Work order>
For the word "messages", state the number of lines in the data that contain it, and nothing else.

[[ Listed records open ]]

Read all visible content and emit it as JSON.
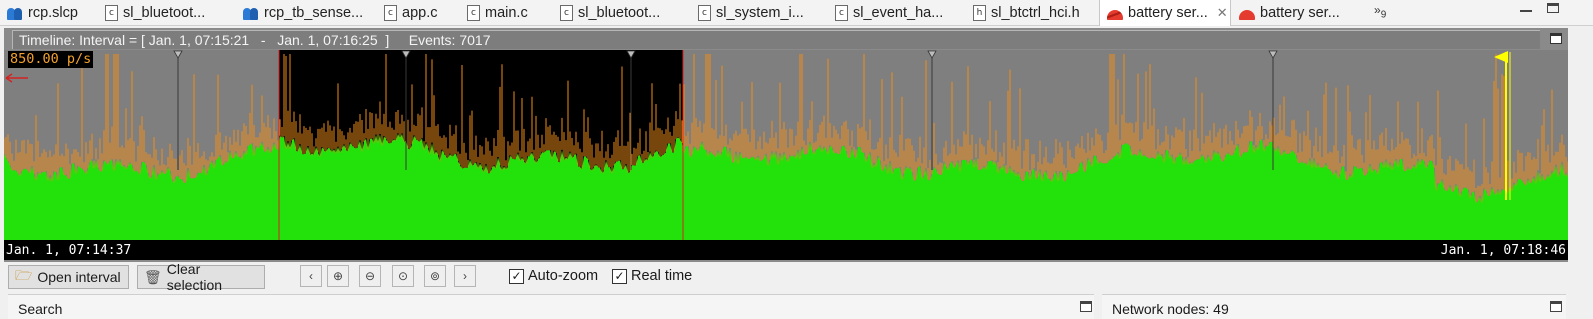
{
  "tabs": [
    {
      "label": "rcp.slcp",
      "icon": "project-icon",
      "active": false
    },
    {
      "label": "sl_bluetoot...",
      "icon": "c-file-icon",
      "active": false
    },
    {
      "label": "rcp_tb_sense...",
      "icon": "project-icon",
      "active": false
    },
    {
      "label": "app.c",
      "icon": "c-file-icon",
      "active": false
    },
    {
      "label": "main.c",
      "icon": "c-file-icon",
      "active": false
    },
    {
      "label": "sl_bluetoot...",
      "icon": "c-file-icon",
      "active": false
    },
    {
      "label": "sl_system_i...",
      "icon": "c-file-icon",
      "active": false
    },
    {
      "label": "sl_event_ha...",
      "icon": "c-file-icon",
      "active": false
    },
    {
      "label": "sl_btctrl_hci.h",
      "icon": "h-file-icon",
      "active": false
    },
    {
      "label": "battery ser...",
      "icon": "network-analyzer-icon",
      "active": true
    },
    {
      "label": "battery ser...",
      "icon": "network-analyzer-icon",
      "active": false
    }
  ],
  "tab_overflow_count": "9",
  "timeline": {
    "header": "Timeline: Interval = [ Jan. 1, 07:15:21   -   Jan. 1, 07:16:25  ]     Events: 7017",
    "rate_label": "850.00 p/s",
    "axis_start": "Jan. 1, 07:14:37",
    "axis_end": "Jan. 1, 07:18:46",
    "colors": {
      "background": "#7f7f7f",
      "selection": "#000000",
      "fill": "#23e10a",
      "peaks": "#ee8d1a",
      "marker": "#ffff00",
      "selection_edge": "#d42222"
    }
  },
  "toolbar": {
    "open_interval": "Open interval",
    "clear_selection": "Clear selection",
    "auto_zoom": "Auto-zoom",
    "real_time": "Real time",
    "auto_zoom_checked": true,
    "real_time_checked": true
  },
  "panels": {
    "search_title": "Search",
    "network_nodes": "Network nodes: 49"
  }
}
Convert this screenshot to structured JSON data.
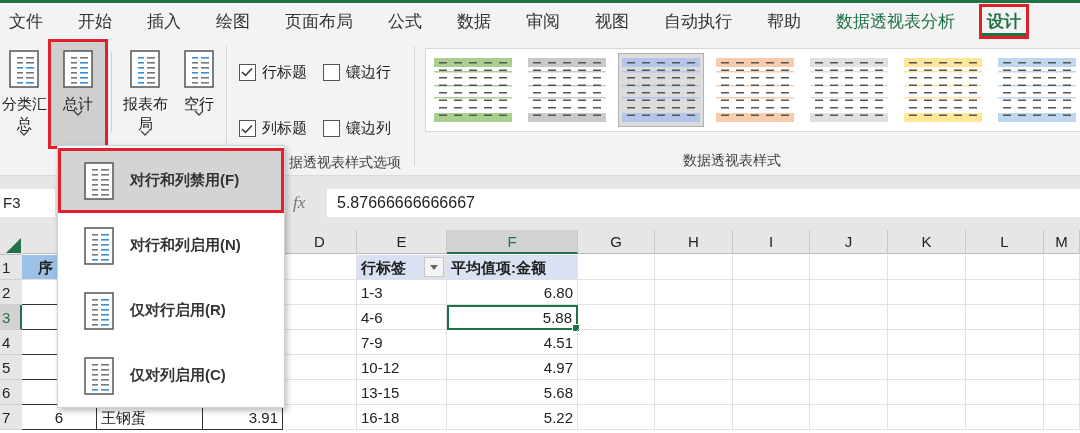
{
  "tabs": [
    {
      "label": "文件",
      "kind": "normal",
      "selected": false,
      "annotated": false
    },
    {
      "label": "开始",
      "kind": "normal",
      "selected": false,
      "annotated": false
    },
    {
      "label": "插入",
      "kind": "normal",
      "selected": false,
      "annotated": false
    },
    {
      "label": "绘图",
      "kind": "normal",
      "selected": false,
      "annotated": false
    },
    {
      "label": "页面布局",
      "kind": "normal",
      "selected": false,
      "annotated": false
    },
    {
      "label": "公式",
      "kind": "normal",
      "selected": false,
      "annotated": false
    },
    {
      "label": "数据",
      "kind": "normal",
      "selected": false,
      "annotated": false
    },
    {
      "label": "审阅",
      "kind": "normal",
      "selected": false,
      "annotated": false
    },
    {
      "label": "视图",
      "kind": "normal",
      "selected": false,
      "annotated": false
    },
    {
      "label": "自动执行",
      "kind": "normal",
      "selected": false,
      "annotated": false
    },
    {
      "label": "帮助",
      "kind": "normal",
      "selected": false,
      "annotated": false
    },
    {
      "label": "数据透视表分析",
      "kind": "contextual",
      "selected": false,
      "annotated": false
    },
    {
      "label": "设计",
      "kind": "contextual",
      "selected": true,
      "annotated": true
    }
  ],
  "ribbon": {
    "buttons": [
      {
        "label": "分类汇总",
        "pressed": false,
        "annotated": false
      },
      {
        "label": "总计",
        "pressed": true,
        "annotated": true
      },
      {
        "label": "报表布局",
        "pressed": false,
        "annotated": false
      },
      {
        "label": "空行",
        "pressed": false,
        "annotated": false
      }
    ],
    "checkboxes": [
      {
        "label": "行标题",
        "checked": true
      },
      {
        "label": "镶边行",
        "checked": false
      },
      {
        "label": "列标题",
        "checked": true
      },
      {
        "label": "镶边列",
        "checked": false
      }
    ],
    "options_group_label": "据透视表样式选项",
    "styles": [
      {
        "color": "#a9d08e",
        "selected": false
      },
      {
        "color": "#c9c9c9",
        "selected": false
      },
      {
        "color": "#b4c6e7",
        "selected": true
      },
      {
        "color": "#f8cbad",
        "selected": false
      },
      {
        "color": "#e0e0e0",
        "selected": false
      },
      {
        "color": "#ffe699",
        "selected": false
      },
      {
        "color": "#bdd7ee",
        "selected": false
      }
    ],
    "styles_group_label": "数据透视表样式"
  },
  "menu": {
    "items": [
      {
        "label": "对行和列禁用(F)",
        "kind": "off",
        "selected": true,
        "annotated": true
      },
      {
        "label": "对行和列启用(N)",
        "kind": "both",
        "selected": false,
        "annotated": false
      },
      {
        "label": "仅对行启用(R)",
        "kind": "rows",
        "selected": false,
        "annotated": false
      },
      {
        "label": "仅对列启用(C)",
        "kind": "cols",
        "selected": false,
        "annotated": false
      }
    ]
  },
  "formula_bar": {
    "name_box": "F3",
    "function_label": "fx",
    "value": "5.87666666666667"
  },
  "sheet": {
    "columns": [
      {
        "selected": false
      },
      {},
      {},
      {
        "label": "D",
        "selected": false
      },
      {
        "label": "E",
        "selected": false
      },
      {
        "label": "F",
        "selected": true
      },
      {
        "label": "G",
        "selected": false
      },
      {
        "label": "H",
        "selected": false
      },
      {
        "label": "I",
        "selected": false
      },
      {
        "label": "J",
        "selected": false
      },
      {
        "label": "K",
        "selected": false
      },
      {
        "label": "L",
        "selected": false
      },
      {
        "label": "M",
        "selected": false
      }
    ],
    "rows": [
      {
        "header": "1",
        "selected": false,
        "cells": [
          {
            "kind": "table-header",
            "text": "序"
          },
          {},
          {},
          {
            "selected": false
          },
          {
            "kind": "pivot-header",
            "text": "行标签",
            "filter": true,
            "selected": false
          },
          {
            "kind": "pivot-header",
            "text": "平均值项:金额",
            "selected": false
          },
          {
            "selected": false
          },
          {
            "selected": false
          },
          {
            "selected": false
          },
          {
            "selected": false
          },
          {
            "selected": false
          },
          {
            "selected": false
          },
          {
            "selected": false
          }
        ]
      },
      {
        "header": "2",
        "selected": false,
        "cells": [
          {
            "kind": "table",
            "selected": false
          },
          {},
          {},
          {
            "selected": false
          },
          {
            "kind": "text",
            "text": "1-3",
            "selected": false
          },
          {
            "kind": "number",
            "text": "6.80",
            "selected": false
          },
          {
            "selected": false
          },
          {
            "selected": false
          },
          {
            "selected": false
          },
          {
            "selected": false
          },
          {
            "selected": false
          },
          {
            "selected": false
          },
          {
            "selected": false
          }
        ]
      },
      {
        "header": "3",
        "selected": true,
        "cells": [
          {
            "kind": "table",
            "selected": false
          },
          {},
          {},
          {
            "selected": false
          },
          {
            "kind": "text",
            "text": "4-6",
            "selected": false
          },
          {
            "kind": "number",
            "text": "5.88",
            "selected": true
          },
          {
            "selected": false
          },
          {
            "selected": false
          },
          {
            "selected": false
          },
          {
            "selected": false
          },
          {
            "selected": false
          },
          {
            "selected": false
          },
          {
            "selected": false
          }
        ]
      },
      {
        "header": "4",
        "selected": false,
        "cells": [
          {
            "kind": "table",
            "selected": false
          },
          {},
          {},
          {
            "selected": false
          },
          {
            "kind": "text",
            "text": "7-9",
            "selected": false
          },
          {
            "kind": "number",
            "text": "4.51",
            "selected": false
          },
          {
            "selected": false
          },
          {
            "selected": false
          },
          {
            "selected": false
          },
          {
            "selected": false
          },
          {
            "selected": false
          },
          {
            "selected": false
          },
          {
            "selected": false
          }
        ]
      },
      {
        "header": "5",
        "selected": false,
        "cells": [
          {
            "kind": "table",
            "selected": false
          },
          {},
          {},
          {
            "selected": false
          },
          {
            "kind": "text",
            "text": "10-12",
            "selected": false
          },
          {
            "kind": "number",
            "text": "4.97",
            "selected": false
          },
          {
            "selected": false
          },
          {
            "selected": false
          },
          {
            "selected": false
          },
          {
            "selected": false
          },
          {
            "selected": false
          },
          {
            "selected": false
          },
          {
            "selected": false
          }
        ]
      },
      {
        "header": "6",
        "selected": false,
        "cells": [
          {
            "kind": "table",
            "selected": false
          },
          {},
          {},
          {
            "selected": false
          },
          {
            "kind": "text",
            "text": "13-15",
            "selected": false
          },
          {
            "kind": "number",
            "text": "5.68",
            "selected": false
          },
          {
            "selected": false
          },
          {
            "selected": false
          },
          {
            "selected": false
          },
          {
            "selected": false
          },
          {
            "selected": false
          },
          {
            "selected": false
          },
          {
            "selected": false
          }
        ]
      },
      {
        "header": "7",
        "selected": false,
        "cells": [
          {
            "kind": "table-number",
            "text": "6",
            "selected": false
          },
          {
            "kind": "table-text",
            "text": "王钢蛋",
            "selected": false
          },
          {
            "kind": "table-value",
            "text": "3.91",
            "selected": false
          },
          {
            "selected": false
          },
          {
            "kind": "text",
            "text": "16-18",
            "selected": false
          },
          {
            "kind": "number",
            "text": "5.22",
            "selected": false
          },
          {
            "selected": false
          },
          {
            "selected": false
          },
          {
            "selected": false
          },
          {
            "selected": false
          },
          {
            "selected": false
          },
          {
            "selected": false
          },
          {
            "selected": false
          }
        ]
      }
    ]
  }
}
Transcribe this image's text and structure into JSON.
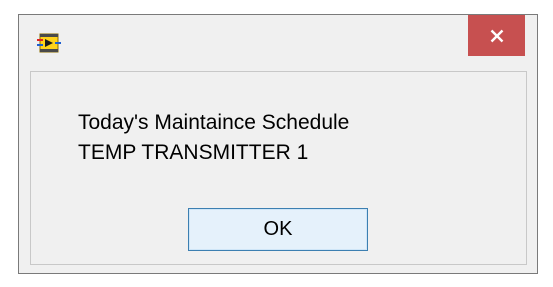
{
  "dialog": {
    "app_icon": "labview-vi-icon",
    "close_icon": "close-icon",
    "message_line1": "Today's Maintaince Schedule",
    "message_line2": "TEMP TRANSMITTER 1",
    "ok_label": "OK"
  },
  "colors": {
    "close_button_bg": "#c75050",
    "window_bg": "#f0f0f0",
    "ok_border": "#3c7fb1",
    "ok_bg": "#e5f1fb"
  }
}
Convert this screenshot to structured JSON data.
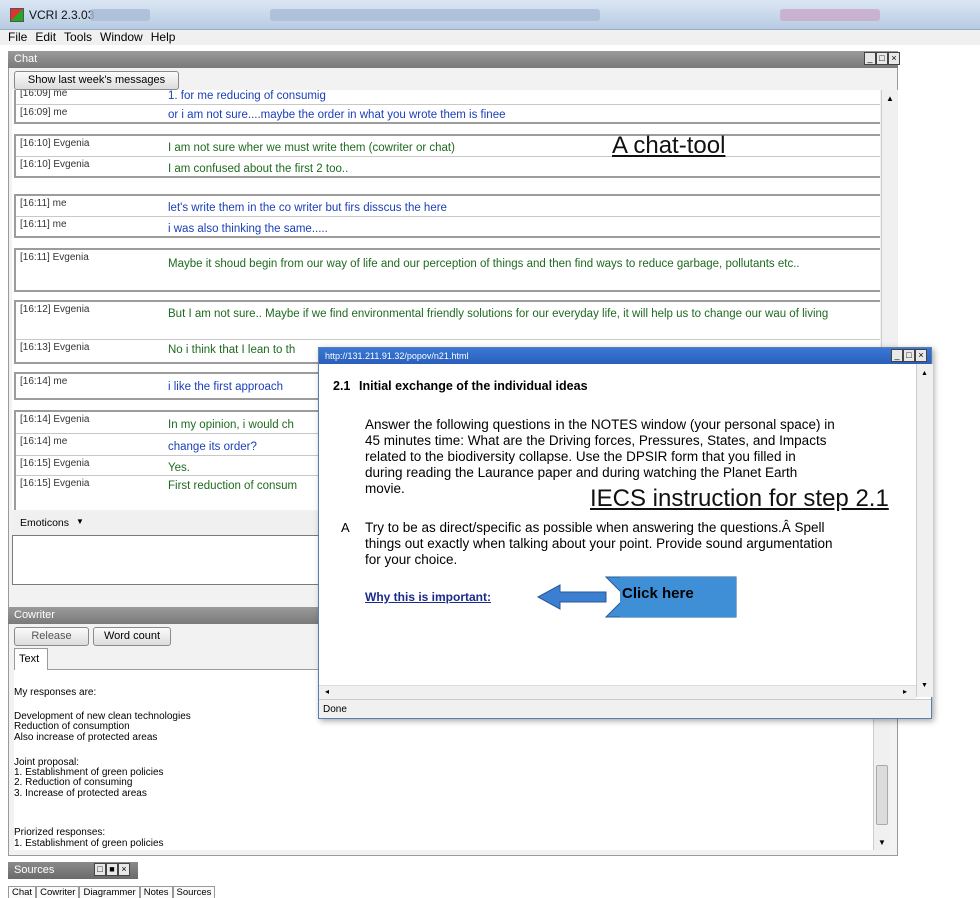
{
  "window": {
    "title": "VCRI 2.3.03"
  },
  "menu": [
    "File",
    "Edit",
    "Tools",
    "Window",
    "Help"
  ],
  "chat": {
    "header": "Chat",
    "show_last_week_label": "Show last week's messages",
    "messages": [
      {
        "who": "[16:09] me",
        "text": "1. for me reducing of consumig",
        "color": "blue"
      },
      {
        "who": "[16:09] me",
        "text": "or i am not sure....maybe the order in what you wrote them is finee",
        "color": "blue"
      },
      {
        "who": "[16:10] Evgenia",
        "text": "I am not sure wher we must write them (cowriter or chat)",
        "color": "green"
      },
      {
        "who": "[16:10] Evgenia",
        "text": "I am confused about the first 2 too..",
        "color": "green"
      },
      {
        "who": "[16:11] me",
        "text": "let's write them in the co writer but firs disscus the here",
        "color": "blue"
      },
      {
        "who": "[16:11] me",
        "text": "i was also thinking the same.....",
        "color": "blue"
      },
      {
        "who": "[16:11] Evgenia",
        "text": "Maybe it shoud begin from our way of life and our perception of things and then find ways to reduce garbage, pollutants etc..",
        "color": "green"
      },
      {
        "who": "[16:12] Evgenia",
        "text": "But I am not sure.. Maybe if we find environmental friendly solutions for our everyday life, it will help us to change our wau of living",
        "color": "green"
      },
      {
        "who": "[16:13] Evgenia",
        "text": "No i think that I lean to th",
        "color": "green"
      },
      {
        "who": "[16:14] me",
        "text": "i like the first approach",
        "color": "blue"
      },
      {
        "who": "[16:14] Evgenia",
        "text": "In my opinion, i would ch",
        "color": "green"
      },
      {
        "who": "[16:14] me",
        "text": "change its order?",
        "color": "blue"
      },
      {
        "who": "[16:15] Evgenia",
        "text": "Yes.",
        "color": "green"
      },
      {
        "who": "[16:15] Evgenia",
        "text": "First reduction of consum",
        "color": "green"
      }
    ],
    "emoticons_label": "Emoticons"
  },
  "annotations": {
    "chat_tool": "A chat-tool",
    "iecs": "IECS instruction for step 2.1",
    "click_here": "Click here"
  },
  "popup": {
    "url": "http://131.211.91.32/popov/n21.html",
    "heading_num": "2.1",
    "heading": "Initial exchange of the individual ideas",
    "para1": "Answer the following questions in the NOTES window (your personal space) in 45 minutes time: What are the Driving forces, Pressures, States, and Impacts related to the biodiversity collapse. Use the DPSIR form that you filled in during reading the Laurance paper and during watching the Planet Earth movie.",
    "bullet_label": "A",
    "para2": "Try to be as direct/specific as possible when answering the questions.Â  Spell things out exactly when talking about your point. Provide sound argumentation for your choice.",
    "link": "Why this is important:",
    "status": "Done"
  },
  "cowriter": {
    "header": "Cowriter",
    "release_label": "Release",
    "wordcount_label": "Word count",
    "tab_label": "Text",
    "lines": [
      "My responses are:",
      "",
      "Development of new clean technologies",
      "Reduction of consumption",
      "Also increase of protected areas",
      "",
      "Joint proposal:",
      "1. Establishment of green policies",
      "2. Reduction of consuming",
      "3. Increase of protected areas",
      "",
      "",
      "Priorized responses:",
      "1. Establishment of green policies"
    ]
  },
  "sources": {
    "header": "Sources"
  },
  "bottom_tabs": [
    "Chat",
    "Cowriter",
    "Diagrammer",
    "Notes",
    "Sources"
  ],
  "colors": {
    "blue_text": "#1a3fb8",
    "green_text": "#1f6a1f",
    "arrow": "#3c7fd0",
    "callout_bg": "#3f8fd6"
  }
}
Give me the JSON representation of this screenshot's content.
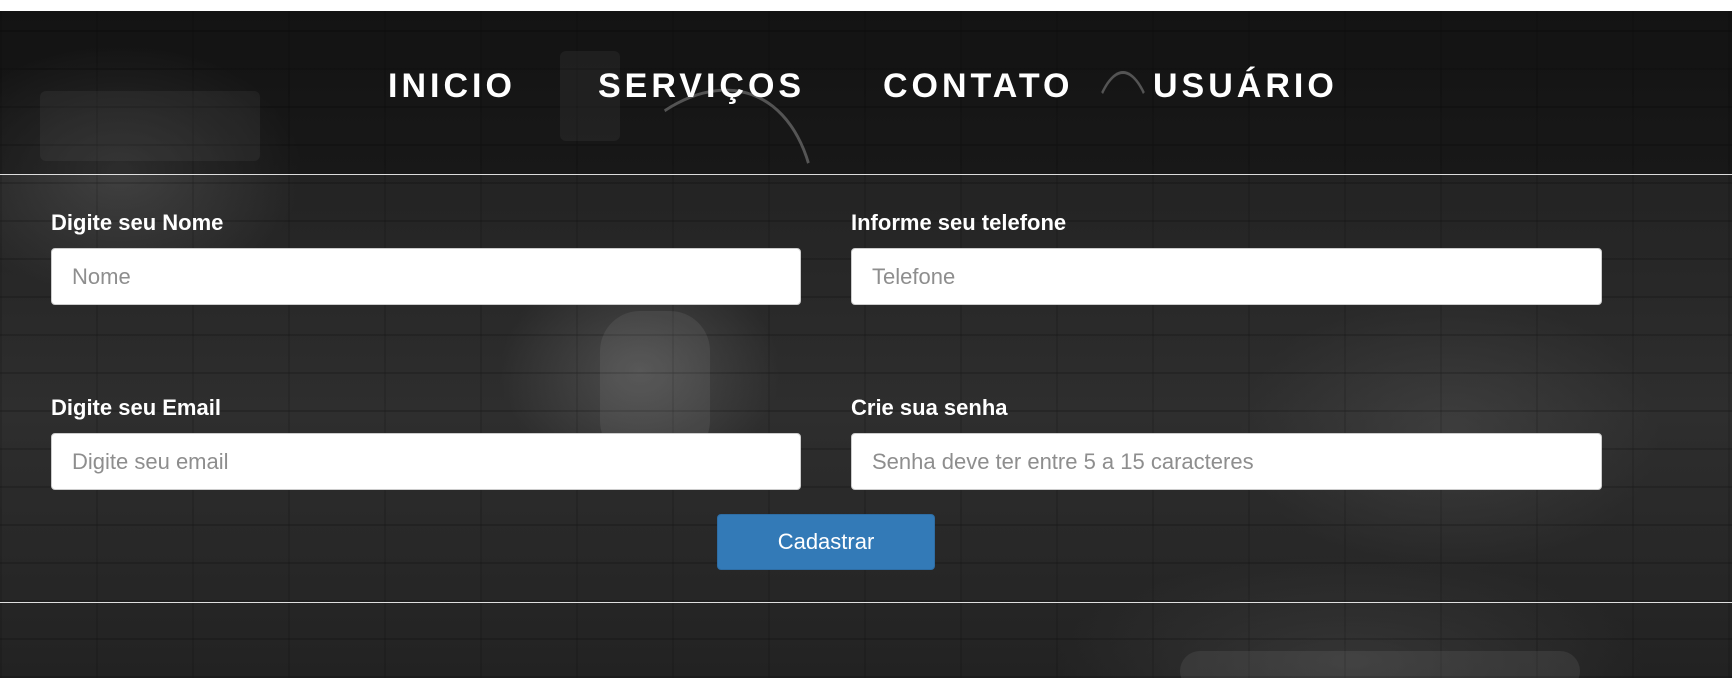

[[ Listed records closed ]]

Result>
2